The person who worked on that site also has a great paper with examples in it: http://campbellfoster.ca/iresearchpaper/#top. I really like the examples here! Will probably take this direction because though Di Scipio's stuff is cool, he talks about how you don't have that much control over the sound. That's why he made his composition interactive. Campbell Foster instead attempts to make it more controllable by providing interaction with the feedback system.
Here is one more informative link that explains that the chaotic/nonlinear dynamical systems I talked about during the first week is actually just the same thing as iterated function systems: http://scienceblogs.com/goodmath/2007/08/iterated_function_systems_and_1.php
GOAL: My project for this class will focus on some type of chaotic sound synthesis. I would like to explore different ways of manipulating the sound based on dynamical systems. Instead of just focusing on creating timbres with the dynamic systems or just manipulating higher-level parameters of the sound with the dynamical systems, I would like to play around with all of the sound using these systems. Both the micro-level and macro-level creation of sound (as di Scipio calls them) will be created through either one or more dynamical system(s). I hope to have a piece to play or perform by the end of the quarter.
This first week of class I just read some papers and decided on a wavy version of my project idea, which is chaotic sound synthesis.
To explain this a bit, a dynamical system is a mathematical concept where you have a rule and states. At any given point in time, you have a state and the rule will always tell you what state comes next given this current state. Given some initial state, you can iterate through the system to figure out all the states for times in the future, and this is deterministic depending on the initial state (meaning there is only one future state per current state). We can have nonlinear dynamical systems which sometimes exhibit chaotic behavior which we can think of as completely unpredictable, even though it is a fundamentally deterministic system. The interesting part about these systems is that they can settle down to some steady-state. A variable moving according to the rules of this type of dynamical system will evolve over time and move towards a set we call an attractor. For these nonlinear dynamical systems, we are interested in finding these attractors because points that get close enough to the attractor will remain close even if slightly disturbed. Knowing this, we can play around with different parameters of a nonlinear dynamical system and make some interesting sounds.
This "nonlinear dynamical system" sounds kind of loaded, but luckily, there are some simple linear systems that we can use to achieve this. I coded up two simple maps in ChucK to play around with these ideas. Some code was written based on old Music 220a code, some code was written based on my old 220b project, and some code was written from scratch for this. You can click on the links below for the ChucK code. I do not have any sound files for these because I am not too happy with the sound but rather just wanted to make sure I could code this out and make it work.

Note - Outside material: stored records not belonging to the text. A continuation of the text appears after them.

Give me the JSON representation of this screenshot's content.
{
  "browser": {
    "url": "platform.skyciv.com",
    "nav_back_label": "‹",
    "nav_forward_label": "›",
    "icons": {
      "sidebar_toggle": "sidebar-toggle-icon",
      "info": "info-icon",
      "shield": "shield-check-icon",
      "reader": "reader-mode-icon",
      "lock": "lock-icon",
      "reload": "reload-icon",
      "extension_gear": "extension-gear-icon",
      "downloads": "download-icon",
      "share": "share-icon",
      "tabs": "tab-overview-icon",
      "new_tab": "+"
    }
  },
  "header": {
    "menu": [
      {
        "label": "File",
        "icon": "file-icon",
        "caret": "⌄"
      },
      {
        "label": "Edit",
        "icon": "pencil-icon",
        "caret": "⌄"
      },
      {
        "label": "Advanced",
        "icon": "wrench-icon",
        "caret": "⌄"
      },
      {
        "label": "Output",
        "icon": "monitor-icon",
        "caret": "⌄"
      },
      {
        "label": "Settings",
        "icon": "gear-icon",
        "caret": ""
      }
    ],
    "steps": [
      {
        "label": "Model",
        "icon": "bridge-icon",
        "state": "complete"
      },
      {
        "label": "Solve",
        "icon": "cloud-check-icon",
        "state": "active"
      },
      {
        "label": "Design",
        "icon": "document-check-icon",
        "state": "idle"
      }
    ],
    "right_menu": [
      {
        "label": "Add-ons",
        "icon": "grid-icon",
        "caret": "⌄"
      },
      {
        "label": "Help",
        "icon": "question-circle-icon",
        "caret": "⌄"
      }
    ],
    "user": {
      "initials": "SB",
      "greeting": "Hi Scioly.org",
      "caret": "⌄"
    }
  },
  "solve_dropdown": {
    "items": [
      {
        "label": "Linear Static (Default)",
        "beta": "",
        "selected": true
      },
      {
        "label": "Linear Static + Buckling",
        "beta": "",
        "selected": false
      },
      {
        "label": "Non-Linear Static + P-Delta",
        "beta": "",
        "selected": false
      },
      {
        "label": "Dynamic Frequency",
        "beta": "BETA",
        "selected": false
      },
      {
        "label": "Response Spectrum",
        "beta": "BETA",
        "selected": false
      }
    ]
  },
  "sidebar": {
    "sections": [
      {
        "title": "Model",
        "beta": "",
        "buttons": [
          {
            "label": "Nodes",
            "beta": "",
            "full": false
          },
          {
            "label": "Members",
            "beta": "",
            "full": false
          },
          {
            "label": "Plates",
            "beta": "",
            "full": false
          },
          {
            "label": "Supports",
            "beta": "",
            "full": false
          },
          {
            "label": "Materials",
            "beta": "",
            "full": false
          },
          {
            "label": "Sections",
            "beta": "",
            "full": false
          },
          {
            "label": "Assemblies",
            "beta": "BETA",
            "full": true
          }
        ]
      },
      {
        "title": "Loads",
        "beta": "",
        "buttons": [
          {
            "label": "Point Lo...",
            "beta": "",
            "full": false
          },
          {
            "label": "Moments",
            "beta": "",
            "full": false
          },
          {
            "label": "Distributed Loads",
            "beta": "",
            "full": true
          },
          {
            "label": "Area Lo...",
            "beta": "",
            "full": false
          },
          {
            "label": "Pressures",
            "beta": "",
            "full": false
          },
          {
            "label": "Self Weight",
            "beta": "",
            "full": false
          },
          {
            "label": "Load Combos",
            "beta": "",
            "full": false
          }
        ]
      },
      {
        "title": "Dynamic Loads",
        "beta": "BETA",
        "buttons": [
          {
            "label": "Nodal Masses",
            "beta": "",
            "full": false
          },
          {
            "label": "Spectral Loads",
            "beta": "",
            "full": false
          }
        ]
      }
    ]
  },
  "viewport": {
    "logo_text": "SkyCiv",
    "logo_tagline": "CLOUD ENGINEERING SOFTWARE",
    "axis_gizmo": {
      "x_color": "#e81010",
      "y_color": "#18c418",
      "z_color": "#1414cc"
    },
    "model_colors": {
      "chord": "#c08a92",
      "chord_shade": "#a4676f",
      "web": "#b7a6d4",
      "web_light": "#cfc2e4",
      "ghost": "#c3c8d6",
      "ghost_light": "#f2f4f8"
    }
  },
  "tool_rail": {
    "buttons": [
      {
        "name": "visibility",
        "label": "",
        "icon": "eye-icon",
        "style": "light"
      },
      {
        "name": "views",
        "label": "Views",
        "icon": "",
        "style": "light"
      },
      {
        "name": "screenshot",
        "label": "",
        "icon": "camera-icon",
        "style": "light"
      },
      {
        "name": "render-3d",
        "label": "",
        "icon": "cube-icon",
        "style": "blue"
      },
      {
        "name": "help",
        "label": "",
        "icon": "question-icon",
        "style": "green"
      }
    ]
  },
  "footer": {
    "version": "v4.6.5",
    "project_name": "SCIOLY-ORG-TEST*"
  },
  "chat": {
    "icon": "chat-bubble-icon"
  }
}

begin.ck begin2.ck begin3.ck begin4.ck begin5.ck whoa.ck whoa2.ck whoa3.ck whoa4.ck whoa6.ck whoa7.ck
For the files that sound like little clicks, I set an impulse to 1 at the rate of the value of the state of the dynamical system. For the files that use a pre-recorded sound file, the state of the dynamical system determines the buffer position and the length of time that the chunk is played for.